United Center concessions workers go on strike ahead of Big Ten Tournament

Days before the United Center is scheduled to play host to the Big Ten Tournament, workers who make the food, pour the drinks and clean the arena walked out on a one-day strike. 

Sunday's strike comes after unsuccessful talks with Compass/Levy and the company’s alleged federal, state and local labor law violations. 

Concessions workers authorized a strike at the beginning of February. Workers plan to picket in the coming days if no progress is made.

"We are striking today in hopes that the company will finally realize our worth and come to the table to negotiate in good faith, and stop their unlawful behavior towards us. The Big Ten is coming, and the company knows what we want, but we are prepared to continue picketing if we have to," said Tawanda Murray, Concessions for Compass/Levy at United Center 28 seasons.

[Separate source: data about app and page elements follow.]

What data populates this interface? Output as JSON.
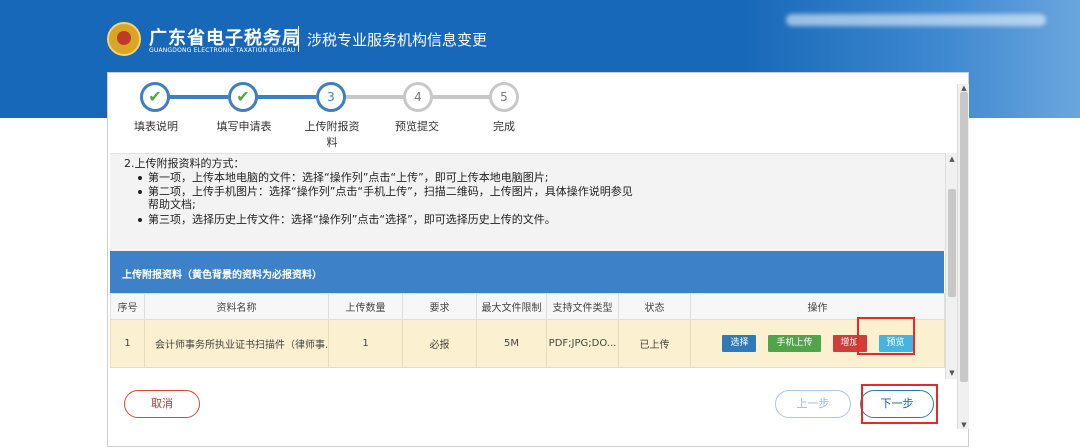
{
  "header": {
    "brand_cn": "广东省电子税务局",
    "brand_en": "GUANGDONG ELECTRONIC TAXATION BUREAU",
    "page_title": "涉税专业服务机构信息变更"
  },
  "steps": [
    {
      "symbol": "✔",
      "label": "填表说明",
      "status": "done"
    },
    {
      "symbol": "✔",
      "label": "填写申请表",
      "status": "done"
    },
    {
      "symbol": "3",
      "label": "上传附报资料",
      "status": "current"
    },
    {
      "symbol": "4",
      "label": "预览提交",
      "status": "todo"
    },
    {
      "symbol": "5",
      "label": "完成",
      "status": "todo"
    }
  ],
  "instructions": {
    "title": "2.上传附报资料的方式：",
    "items": [
      "第一项，上传本地电脑的文件：选择“操作列”点击“上传”，即可上传本地电脑图片;",
      "第二项，上传手机图片：选择“操作列”点击“手机上传”，扫描二维码，上传图片，具体操作说明参见",
      "第三项，选择历史上传文件：选择“操作列”点击“选择”，即可选择历史上传的文件。"
    ],
    "continuation": "帮助文档;"
  },
  "table": {
    "section_title": "上传附报资料（黄色背景的资料为必报资料）",
    "columns": [
      "序号",
      "资料名称",
      "上传数量",
      "要求",
      "最大文件限制",
      "支持文件类型",
      "状态",
      "操作"
    ],
    "rows": [
      {
        "index": "1",
        "name": "会计师事务所执业证书扫描件（律师事...",
        "count": "1",
        "requirement": "必报",
        "max_size": "5M",
        "file_types": "PDF;JPG;DO...",
        "status": "已上传",
        "actions": {
          "select": "选择",
          "phone_upload": "手机上传",
          "add": "增加",
          "preview": "预览"
        }
      }
    ]
  },
  "buttons": {
    "cancel": "取消",
    "prev": "上一步",
    "next": "下一步"
  },
  "colors": {
    "header_blue": "#1768b8",
    "table_header_blue": "#3d82c9",
    "required_row": "#fbf0cf",
    "highlight_red": "#e42a2a"
  }
}
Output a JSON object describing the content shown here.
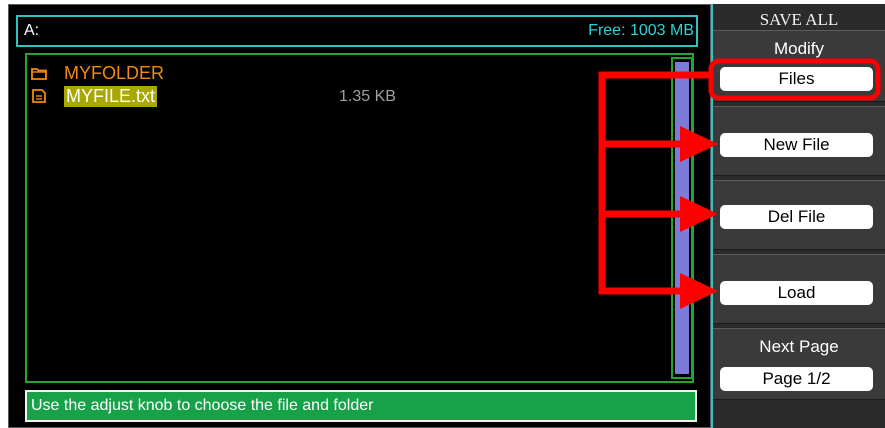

Workers who authorized the strike with a 98% yes vote earlier this year have been fighting for a fair contract with affordable healthcare for all, a pension to retire with dignity, better wages, and benefits.

"I am striking because after working 30 seasons for Compass/Levy at the United Center I have no way of retiring. I have given my life to this company and those decades of service have meant nothing to them," said Jamie O'Neill, Stand Manager for Compass/Levy at the United Center.

Levy released a statement today in response to the walk out. 

"We have been at the bargaining table more than 20 times to have good faith discussions. We have met, or made significant movement on, every ask the union has made that would directly benefit team members. We have offered to bring in a federal mediator which the union declined," the statement read. 

Compass Group is the sixth-largest company in the world. Its subsidiary, Levy Restaurants, employs nearly 700 food servers, bartenders, suite attendants, cooks and dishwashers at the United Center, an overwhelming majority of whom are workers of color. Workers have been without a new contract for 3 years.

"We did not want it to come to this, but unfortunately Compass/Levy is not offering all of its workers the wages, healthcare and benefits they deserve," said Karen Kent, President of UNITE HERE Local 1. "Too many times in the last year we have heard hospitality representatives in Chicago say, ‘there is a labor shortage.’ The reality is, there is a good job shortage, and it is in Chicago’s interest to keep a steady, committed workforce with good stable jobs. Workers are striking because it is time to turn stadium jobs into good jobs for Chicago."

Bargaining is scheduled to continue on Tuesday, March 7.

The Chicago Bulls are scheduled to play the Indiana Pacers this afternoon at the United Center.

When the strike was authorized last month Levy sent a letter to workers saying, "In the event of a strike, our plan is to continue to operate the concessions and other food service operations. If team members are not available to staff these operations, we will bring in temporary employees and, if necessary, have supervisors pitch in."

Today, Levy said plans are in place to continue food and beverage service.

The 2023 Big Ten Conference Men’s Basketball Tournament is scheduled for March 8-12 at United Center.